----- Records supplied

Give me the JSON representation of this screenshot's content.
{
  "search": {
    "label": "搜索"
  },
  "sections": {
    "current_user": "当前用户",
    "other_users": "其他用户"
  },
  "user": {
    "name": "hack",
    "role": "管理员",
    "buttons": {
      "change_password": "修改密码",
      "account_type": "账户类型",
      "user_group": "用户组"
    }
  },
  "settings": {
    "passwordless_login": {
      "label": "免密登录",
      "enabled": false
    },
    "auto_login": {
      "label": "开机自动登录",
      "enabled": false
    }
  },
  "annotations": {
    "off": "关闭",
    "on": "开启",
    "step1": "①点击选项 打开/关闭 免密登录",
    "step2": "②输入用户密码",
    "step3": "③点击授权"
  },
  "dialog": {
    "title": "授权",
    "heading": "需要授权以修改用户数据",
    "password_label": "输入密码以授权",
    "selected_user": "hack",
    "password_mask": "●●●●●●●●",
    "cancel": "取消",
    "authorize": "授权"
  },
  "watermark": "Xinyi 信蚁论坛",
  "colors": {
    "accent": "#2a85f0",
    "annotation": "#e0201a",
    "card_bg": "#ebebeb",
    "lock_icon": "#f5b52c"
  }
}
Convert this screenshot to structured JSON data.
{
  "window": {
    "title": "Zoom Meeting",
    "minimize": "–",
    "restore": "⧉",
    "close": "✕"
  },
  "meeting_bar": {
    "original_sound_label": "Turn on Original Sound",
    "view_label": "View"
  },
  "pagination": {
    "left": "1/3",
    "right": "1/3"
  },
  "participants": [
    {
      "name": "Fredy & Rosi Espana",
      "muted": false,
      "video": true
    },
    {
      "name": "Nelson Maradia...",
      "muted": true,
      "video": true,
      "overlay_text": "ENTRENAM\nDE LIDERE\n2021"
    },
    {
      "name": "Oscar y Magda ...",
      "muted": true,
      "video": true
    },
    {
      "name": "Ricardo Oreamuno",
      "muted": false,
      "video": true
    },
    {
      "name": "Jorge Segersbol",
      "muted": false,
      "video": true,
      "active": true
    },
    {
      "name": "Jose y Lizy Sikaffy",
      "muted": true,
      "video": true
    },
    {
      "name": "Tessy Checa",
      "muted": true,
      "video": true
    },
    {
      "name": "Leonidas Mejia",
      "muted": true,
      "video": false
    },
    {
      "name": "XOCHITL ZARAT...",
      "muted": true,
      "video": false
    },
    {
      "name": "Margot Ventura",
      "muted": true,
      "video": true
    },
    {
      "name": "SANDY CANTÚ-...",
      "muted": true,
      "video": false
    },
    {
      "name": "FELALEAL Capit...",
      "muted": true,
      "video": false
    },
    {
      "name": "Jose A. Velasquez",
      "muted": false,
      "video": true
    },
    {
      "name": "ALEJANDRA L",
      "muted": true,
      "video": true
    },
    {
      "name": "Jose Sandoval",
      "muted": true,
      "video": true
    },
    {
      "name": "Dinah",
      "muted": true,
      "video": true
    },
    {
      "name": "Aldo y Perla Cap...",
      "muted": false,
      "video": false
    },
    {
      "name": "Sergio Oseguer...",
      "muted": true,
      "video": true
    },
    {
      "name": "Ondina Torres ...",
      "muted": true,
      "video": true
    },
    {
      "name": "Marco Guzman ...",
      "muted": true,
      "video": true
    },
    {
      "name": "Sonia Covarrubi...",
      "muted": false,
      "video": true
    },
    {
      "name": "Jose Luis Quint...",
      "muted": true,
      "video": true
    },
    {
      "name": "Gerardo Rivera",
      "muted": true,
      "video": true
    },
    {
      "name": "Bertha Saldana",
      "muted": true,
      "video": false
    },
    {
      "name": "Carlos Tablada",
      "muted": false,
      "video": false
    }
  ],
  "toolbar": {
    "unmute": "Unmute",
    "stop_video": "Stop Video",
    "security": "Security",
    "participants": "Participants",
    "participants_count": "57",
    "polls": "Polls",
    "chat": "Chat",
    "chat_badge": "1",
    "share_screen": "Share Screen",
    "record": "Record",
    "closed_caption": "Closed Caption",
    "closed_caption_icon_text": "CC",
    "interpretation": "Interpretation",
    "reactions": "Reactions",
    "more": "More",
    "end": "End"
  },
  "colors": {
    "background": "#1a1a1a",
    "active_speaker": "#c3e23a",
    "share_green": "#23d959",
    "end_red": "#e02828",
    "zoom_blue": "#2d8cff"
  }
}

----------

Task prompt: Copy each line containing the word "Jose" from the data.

Task result:
      "name": "Jose y Lizy Sikaffy",
      "name": "Jose A. Velasquez",
      "name": "Jose Sandoval",
      "name": "Jose Luis Quint...",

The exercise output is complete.